When we first moved to this medium-sized city in the heart of Sweden four years ago, I remember quickly remarking on how incredibly walkable our life had become.
From our early days of living here, I noticed how everything we needed was within a 10-15 minute walk including my kid’s school, health clinic and hospital, multiple grocery stores, shops, green spaces and nature areas, playgrounds and more.
The suburbs also are within well-connected walking or cycling distance to the city center and most suburbs also have their own range of amenities like health clinics, schools, libraries, etc. I barely used public transport anymore (though an efficient local bus system exists).
This aspect of connectivity made our daily life and movement incredibly practical. A couple of years later, hearing about the 15-minute city as a concept, I thought “Aha! Yes, that’s precisely what we have been experiencing here!”
In fact, I have experienced it in other Scandinavian cities as well and observe that this concept is integral to the development and planning of many communities and cities in the Nordics.
I have been following a lot of coverage of the 15-minute city concept and what I find remarkable is how it is “marketed” and discussed as a novel idea with little to no reference to numerous actual cities that, through years of common sense planning, are actually fantastic, real-life examples of 15 & 20-minute cities.
Many cities may aspire to a 15-minute city model and can take actual inspiration from such places.
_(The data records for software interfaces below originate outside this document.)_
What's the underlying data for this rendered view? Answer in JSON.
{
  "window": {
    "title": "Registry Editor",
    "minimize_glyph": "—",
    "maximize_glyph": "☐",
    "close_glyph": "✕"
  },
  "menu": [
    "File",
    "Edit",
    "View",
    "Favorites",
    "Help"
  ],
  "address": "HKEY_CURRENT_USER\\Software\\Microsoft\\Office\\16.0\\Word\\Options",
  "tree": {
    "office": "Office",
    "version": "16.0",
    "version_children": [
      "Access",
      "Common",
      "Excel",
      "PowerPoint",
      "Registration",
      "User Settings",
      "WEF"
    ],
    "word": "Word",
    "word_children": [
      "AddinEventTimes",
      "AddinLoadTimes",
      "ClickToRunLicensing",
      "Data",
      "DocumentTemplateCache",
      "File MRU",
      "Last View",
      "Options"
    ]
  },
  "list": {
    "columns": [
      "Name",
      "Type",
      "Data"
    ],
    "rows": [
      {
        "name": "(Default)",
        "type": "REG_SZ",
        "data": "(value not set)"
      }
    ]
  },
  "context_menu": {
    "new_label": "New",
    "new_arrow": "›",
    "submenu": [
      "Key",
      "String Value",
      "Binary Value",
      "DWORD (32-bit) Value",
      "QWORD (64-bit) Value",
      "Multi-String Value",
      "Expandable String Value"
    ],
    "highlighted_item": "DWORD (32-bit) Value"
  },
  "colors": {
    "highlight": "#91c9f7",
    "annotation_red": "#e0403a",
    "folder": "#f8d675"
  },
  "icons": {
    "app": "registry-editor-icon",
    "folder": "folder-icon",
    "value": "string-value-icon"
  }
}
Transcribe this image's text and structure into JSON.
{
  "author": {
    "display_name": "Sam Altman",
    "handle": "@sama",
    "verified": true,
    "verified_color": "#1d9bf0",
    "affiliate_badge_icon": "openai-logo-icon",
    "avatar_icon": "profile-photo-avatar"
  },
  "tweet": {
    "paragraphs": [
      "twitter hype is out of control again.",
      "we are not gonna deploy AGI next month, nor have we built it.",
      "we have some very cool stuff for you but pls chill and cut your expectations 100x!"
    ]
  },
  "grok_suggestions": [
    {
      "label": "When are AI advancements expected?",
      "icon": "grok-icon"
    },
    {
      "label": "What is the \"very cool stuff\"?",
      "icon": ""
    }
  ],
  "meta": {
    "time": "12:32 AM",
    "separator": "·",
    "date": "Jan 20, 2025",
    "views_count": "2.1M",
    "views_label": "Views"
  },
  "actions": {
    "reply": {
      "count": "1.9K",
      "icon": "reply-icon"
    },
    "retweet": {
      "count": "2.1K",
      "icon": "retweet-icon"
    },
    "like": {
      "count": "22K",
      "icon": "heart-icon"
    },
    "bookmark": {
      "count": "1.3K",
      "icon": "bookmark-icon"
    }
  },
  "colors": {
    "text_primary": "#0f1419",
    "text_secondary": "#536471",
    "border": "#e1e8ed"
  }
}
There are places that have executed this concept & executed it well and it’s instructive to learn from their history of planning.
At Pedestrian Space, we value a sense of humility in learning and taking copious notes. This is exactly what we are doing in our current city of residence. This has also led to our first City Mobility Survey in which we survey fellow residents about their view of this city as a “15 minute city”, distance to amenities & more.
On our last Summer living in Nordics, we continue to view the city we inhabit as a laboratory to document walkability, connectivity and the 15 minute city as a reality.
–Annika, Editor & Founder at Pedestrian Space